*** Block opens ***

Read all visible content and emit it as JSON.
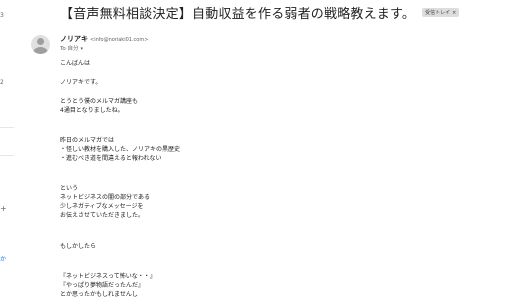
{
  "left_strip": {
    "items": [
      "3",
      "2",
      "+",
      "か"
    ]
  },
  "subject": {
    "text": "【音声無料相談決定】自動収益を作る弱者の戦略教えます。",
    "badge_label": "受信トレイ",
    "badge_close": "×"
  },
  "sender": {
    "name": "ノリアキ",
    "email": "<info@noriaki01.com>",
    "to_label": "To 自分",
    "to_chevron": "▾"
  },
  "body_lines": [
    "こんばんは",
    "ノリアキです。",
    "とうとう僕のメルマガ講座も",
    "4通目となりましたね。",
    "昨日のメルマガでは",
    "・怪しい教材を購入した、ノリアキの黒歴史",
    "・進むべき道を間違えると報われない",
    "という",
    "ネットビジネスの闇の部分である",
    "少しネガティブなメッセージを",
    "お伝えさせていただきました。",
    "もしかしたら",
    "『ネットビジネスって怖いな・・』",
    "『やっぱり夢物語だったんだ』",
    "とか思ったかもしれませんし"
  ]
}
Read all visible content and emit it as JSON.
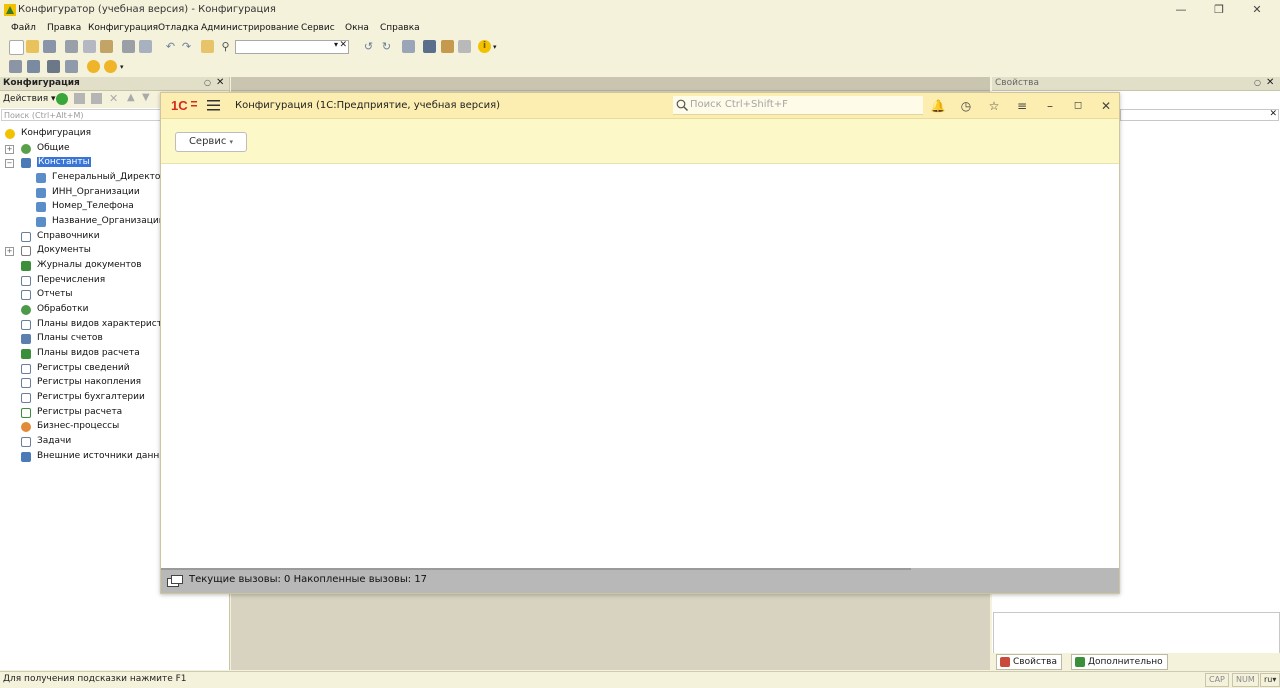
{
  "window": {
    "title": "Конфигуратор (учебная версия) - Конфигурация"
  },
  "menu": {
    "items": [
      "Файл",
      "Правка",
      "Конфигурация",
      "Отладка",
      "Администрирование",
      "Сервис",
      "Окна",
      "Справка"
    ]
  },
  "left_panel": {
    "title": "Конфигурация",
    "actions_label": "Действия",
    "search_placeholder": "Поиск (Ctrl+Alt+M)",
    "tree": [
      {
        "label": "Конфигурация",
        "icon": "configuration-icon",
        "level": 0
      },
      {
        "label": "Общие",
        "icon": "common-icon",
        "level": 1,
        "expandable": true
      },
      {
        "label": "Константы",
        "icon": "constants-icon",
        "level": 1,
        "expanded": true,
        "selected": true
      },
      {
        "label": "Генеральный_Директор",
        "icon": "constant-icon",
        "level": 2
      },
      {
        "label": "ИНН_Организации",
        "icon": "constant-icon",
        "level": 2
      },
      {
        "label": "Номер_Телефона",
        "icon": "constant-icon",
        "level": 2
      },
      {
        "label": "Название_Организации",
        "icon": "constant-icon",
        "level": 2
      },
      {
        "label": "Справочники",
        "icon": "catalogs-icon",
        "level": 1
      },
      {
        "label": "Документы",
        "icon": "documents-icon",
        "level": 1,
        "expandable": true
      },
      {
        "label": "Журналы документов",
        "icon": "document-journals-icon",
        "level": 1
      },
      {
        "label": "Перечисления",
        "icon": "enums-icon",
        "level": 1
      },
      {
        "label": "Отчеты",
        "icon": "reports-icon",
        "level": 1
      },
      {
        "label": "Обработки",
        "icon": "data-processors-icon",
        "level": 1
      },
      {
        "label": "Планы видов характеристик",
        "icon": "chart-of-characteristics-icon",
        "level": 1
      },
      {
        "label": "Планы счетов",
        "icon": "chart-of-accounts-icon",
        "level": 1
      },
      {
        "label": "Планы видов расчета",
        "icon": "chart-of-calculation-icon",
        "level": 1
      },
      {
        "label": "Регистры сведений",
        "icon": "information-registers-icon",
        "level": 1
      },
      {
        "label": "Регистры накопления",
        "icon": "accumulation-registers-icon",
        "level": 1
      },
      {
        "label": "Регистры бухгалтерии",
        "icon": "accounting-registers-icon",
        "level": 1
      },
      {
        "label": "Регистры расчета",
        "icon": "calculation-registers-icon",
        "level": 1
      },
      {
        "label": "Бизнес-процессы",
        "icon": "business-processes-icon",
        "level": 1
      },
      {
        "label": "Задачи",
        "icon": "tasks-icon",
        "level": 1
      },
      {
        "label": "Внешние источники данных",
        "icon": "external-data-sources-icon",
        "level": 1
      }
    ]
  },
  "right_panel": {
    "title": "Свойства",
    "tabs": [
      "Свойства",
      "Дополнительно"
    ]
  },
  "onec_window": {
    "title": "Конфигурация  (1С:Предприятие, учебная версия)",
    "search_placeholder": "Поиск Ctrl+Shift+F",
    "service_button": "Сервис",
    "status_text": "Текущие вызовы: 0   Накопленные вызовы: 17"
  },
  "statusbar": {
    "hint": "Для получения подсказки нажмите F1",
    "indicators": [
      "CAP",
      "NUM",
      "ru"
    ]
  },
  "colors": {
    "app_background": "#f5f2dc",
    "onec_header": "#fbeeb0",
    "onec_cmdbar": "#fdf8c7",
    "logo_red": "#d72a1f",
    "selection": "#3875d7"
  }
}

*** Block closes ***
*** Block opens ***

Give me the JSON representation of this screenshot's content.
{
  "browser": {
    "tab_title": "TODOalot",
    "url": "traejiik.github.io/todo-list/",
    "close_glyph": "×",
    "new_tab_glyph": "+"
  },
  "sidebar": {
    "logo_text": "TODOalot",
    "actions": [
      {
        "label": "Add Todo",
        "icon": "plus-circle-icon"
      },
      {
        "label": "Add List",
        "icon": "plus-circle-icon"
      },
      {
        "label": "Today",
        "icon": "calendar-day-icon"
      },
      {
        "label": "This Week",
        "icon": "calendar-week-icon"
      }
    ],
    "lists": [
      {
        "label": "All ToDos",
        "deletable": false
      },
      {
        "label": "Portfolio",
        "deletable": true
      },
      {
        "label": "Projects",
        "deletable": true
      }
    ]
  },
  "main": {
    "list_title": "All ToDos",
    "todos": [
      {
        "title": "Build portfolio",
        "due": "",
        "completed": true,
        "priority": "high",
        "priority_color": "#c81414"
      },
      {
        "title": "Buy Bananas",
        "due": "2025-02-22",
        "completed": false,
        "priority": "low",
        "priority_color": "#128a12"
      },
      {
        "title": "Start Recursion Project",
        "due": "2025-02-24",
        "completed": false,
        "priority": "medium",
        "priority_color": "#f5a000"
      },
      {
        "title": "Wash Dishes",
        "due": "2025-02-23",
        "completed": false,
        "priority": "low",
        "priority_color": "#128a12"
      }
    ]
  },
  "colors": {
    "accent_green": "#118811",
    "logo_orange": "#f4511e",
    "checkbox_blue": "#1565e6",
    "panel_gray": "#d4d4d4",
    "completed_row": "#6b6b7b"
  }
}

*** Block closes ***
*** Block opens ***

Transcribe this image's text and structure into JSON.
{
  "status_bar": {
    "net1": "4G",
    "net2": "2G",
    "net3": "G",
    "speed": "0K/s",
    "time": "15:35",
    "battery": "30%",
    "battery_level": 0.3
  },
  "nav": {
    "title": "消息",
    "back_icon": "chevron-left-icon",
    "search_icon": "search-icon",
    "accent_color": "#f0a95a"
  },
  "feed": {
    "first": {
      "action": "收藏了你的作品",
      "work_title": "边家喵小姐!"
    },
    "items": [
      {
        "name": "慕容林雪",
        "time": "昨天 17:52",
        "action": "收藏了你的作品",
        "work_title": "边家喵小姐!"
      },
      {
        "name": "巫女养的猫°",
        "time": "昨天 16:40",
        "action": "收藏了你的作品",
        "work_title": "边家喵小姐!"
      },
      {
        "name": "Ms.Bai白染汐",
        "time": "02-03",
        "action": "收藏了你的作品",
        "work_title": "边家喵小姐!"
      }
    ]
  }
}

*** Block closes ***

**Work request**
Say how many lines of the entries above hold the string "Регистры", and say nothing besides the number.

**Exercise solution**
4